Ask your builder if they’ll manage the DA application for you, as this can save you a lot of time studying requirements. You’ll still need a good understanding of the process so you can discuss the application with your builder.

Once your DA is lodged
On the council tracking system you may find the dates that the tasks were commenced, when they were due and when they were actually completed.

Regardless of whether your council has a tracking system or not, below is the general order of events during the DA processing period. They may vary a little from council to council but you can check with your council on its order of processes:

• Application lodged.
• Preparation of file and allocation to a town planner/development assessment officer.
• Development Advisory Unit allocation. A committee for your DA may be discussed with them. These may have other names like Application Review Panel.
• Notification of neighbours for your DA. If submissions are received, they’ll be reviewed and documented.
• Referral to a development engineer.
• Assessment by planner and site inspection.
• Preparation of determination documents.
• Apply house numbering (if a new building).
• Send determination to applicant.

What to do when you receive your determination
You’ll either receive consent or rejection of your application.
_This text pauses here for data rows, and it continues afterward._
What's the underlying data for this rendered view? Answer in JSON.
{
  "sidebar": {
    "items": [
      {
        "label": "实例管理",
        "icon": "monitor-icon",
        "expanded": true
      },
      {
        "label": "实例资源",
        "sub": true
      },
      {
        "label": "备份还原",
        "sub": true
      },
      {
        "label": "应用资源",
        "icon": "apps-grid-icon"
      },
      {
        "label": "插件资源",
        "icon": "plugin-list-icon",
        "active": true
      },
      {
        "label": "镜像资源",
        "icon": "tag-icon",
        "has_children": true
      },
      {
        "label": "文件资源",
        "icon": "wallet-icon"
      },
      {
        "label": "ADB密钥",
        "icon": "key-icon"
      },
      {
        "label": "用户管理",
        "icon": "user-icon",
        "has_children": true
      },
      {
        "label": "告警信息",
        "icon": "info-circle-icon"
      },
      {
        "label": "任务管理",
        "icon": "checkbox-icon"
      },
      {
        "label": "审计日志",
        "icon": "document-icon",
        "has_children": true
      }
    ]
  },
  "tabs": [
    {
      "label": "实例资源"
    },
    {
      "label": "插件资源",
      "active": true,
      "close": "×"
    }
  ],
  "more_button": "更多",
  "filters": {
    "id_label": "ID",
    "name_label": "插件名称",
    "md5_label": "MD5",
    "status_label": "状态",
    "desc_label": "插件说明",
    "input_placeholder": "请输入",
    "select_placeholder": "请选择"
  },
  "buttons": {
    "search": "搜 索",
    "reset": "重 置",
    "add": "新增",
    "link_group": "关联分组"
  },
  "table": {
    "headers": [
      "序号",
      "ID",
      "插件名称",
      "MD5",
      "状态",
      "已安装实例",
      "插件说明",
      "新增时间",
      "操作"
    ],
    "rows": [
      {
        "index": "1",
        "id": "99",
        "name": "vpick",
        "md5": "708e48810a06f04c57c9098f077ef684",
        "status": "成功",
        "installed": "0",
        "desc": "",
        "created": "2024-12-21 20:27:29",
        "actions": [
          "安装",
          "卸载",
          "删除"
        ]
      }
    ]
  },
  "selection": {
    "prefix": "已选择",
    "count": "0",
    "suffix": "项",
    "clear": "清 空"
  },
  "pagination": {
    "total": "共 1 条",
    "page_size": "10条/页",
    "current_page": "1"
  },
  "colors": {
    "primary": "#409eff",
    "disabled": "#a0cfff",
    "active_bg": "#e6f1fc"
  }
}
If you’re dissatisfied with your council’s decision, the Environmental Planning and Assessment Act 1979 gives you the right ‘to request a review by council as long as the application for review is lodged within 12 months of the date of determination; or to appeal to the Land and Environment Court within 12 months after the date on which you receive the notice.’
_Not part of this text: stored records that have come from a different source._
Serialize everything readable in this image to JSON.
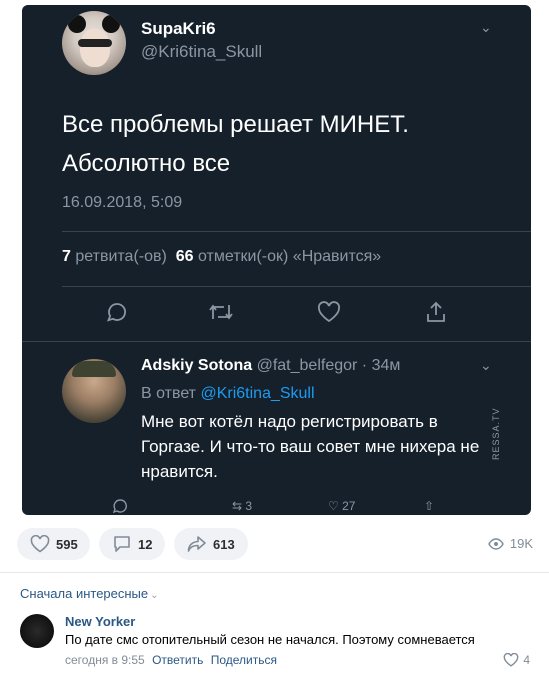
{
  "tweet": {
    "display_name": "SupaKri6",
    "handle": "@Kri6tina_Skull",
    "text": "Все проблемы решает МИНЕТ. Абсолютно все",
    "date": "16.09.2018, 5:09",
    "retweets_count": "7",
    "retweets_label": "ретвита(-ов)",
    "likes_count": "66",
    "likes_label": "отметки(-ок) «Нравится»"
  },
  "reply": {
    "display_name": "Adskiy Sotona",
    "handle": "@fat_belfegor",
    "time": "· 34м",
    "reply_to_prefix": "В ответ",
    "reply_to_handle": "@Kri6tina_Skull",
    "text": "Мне вот котёл надо регистрировать в Горгазе. И что-то ваш совет мне нихера не нравится.",
    "retweets_partial": "3",
    "likes_partial": "27"
  },
  "watermark": "RESSA.TV",
  "post_actions": {
    "likes": "595",
    "comments": "12",
    "shares": "613",
    "views": "19K"
  },
  "comments": {
    "sort_label": "Сначала интересные",
    "items": [
      {
        "author": "New Yorker",
        "text": "По дате смс отопительный сезон не начался. Поэтому сомневается",
        "time": "сегодня в 9:55",
        "reply_label": "Ответить",
        "share_label": "Поделиться",
        "likes": "4"
      }
    ]
  },
  "colors": {
    "tweet_bg": "#15202b",
    "tweet_secondary": "#8a97a3",
    "link_blue": "#2a5885",
    "twitter_blue": "#1d9bf0"
  }
}
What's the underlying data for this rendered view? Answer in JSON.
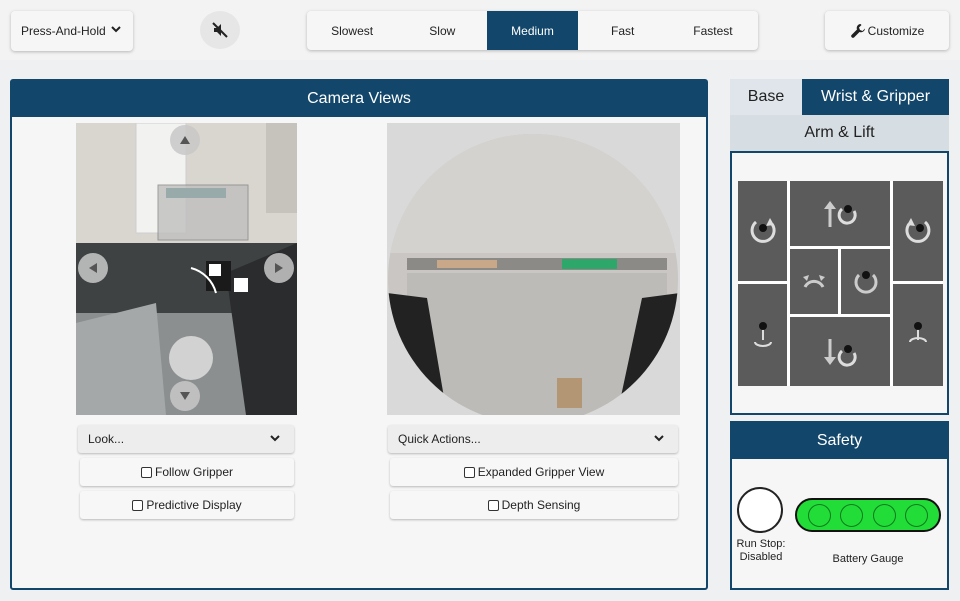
{
  "topbar": {
    "mode_select": "Press-And-Hold",
    "mute_icon": "speaker-muted-icon",
    "speeds": [
      "Slowest",
      "Slow",
      "Medium",
      "Fast",
      "Fastest"
    ],
    "active_speed": "Medium",
    "customize_label": "Customize",
    "customize_icon": "wrench-icon"
  },
  "camera_panel": {
    "title": "Camera Views",
    "left": {
      "dropdown": "Look...",
      "checks": [
        "Follow Gripper",
        "Predictive Display"
      ]
    },
    "right": {
      "dropdown": "Quick Actions...",
      "checks": [
        "Expanded Gripper View",
        "Depth Sensing"
      ]
    }
  },
  "controls": {
    "tabs": [
      "Base",
      "Wrist & Gripper"
    ],
    "active_tab": "Wrist & Gripper",
    "subtab": "Arm & Lift"
  },
  "safety": {
    "title": "Safety",
    "runstop_label": "Run Stop: Disabled",
    "battery_label": "Battery Gauge",
    "battery_color": "#22dd37"
  },
  "colors": {
    "accent": "#12466a"
  }
}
If you receive consent, but are dissatisfied with any of the conditions of approval, you may lodge an application for Section 96 Modification to either delete the condition or modify it. An application for Section 96 Modification should be accompanied by a written statement of reasons and appropriate supporting documentation and scheduled fees.

Discuss the consent with your builder and ensure you understand the conditions of the consent and that they’ve been allowed for in your building plans. Building works can’t start until a construction certificate is issued. You can apply to council for this or use a private certifier.

Should I use a private certifier?
I prefer to use a private certifier once I’ve received the DA consent. It’s much quicker to obtain the construction certificate consent and the inspection process during the build phase is usually also sped up when using a private certifier. This is well worth the small additional cost, as time is money.

“Planning is bringing the future into the present so that you can do something about it now,” Alan Lakein, a master of time management, says. That’s what I love about property development, bringing the future into the present.

You really can’t spend too much time on the design and planning phase of your development, but try not to get overwhelmed by all the detail. While this is the most time consuming phase of your project, remember to step back and visualise the ‘big picture’ to ensure you keep moving forward towards your end goal.

About Jo Chivers

Jo Chivers is director of Property Bloom, which manages property developments.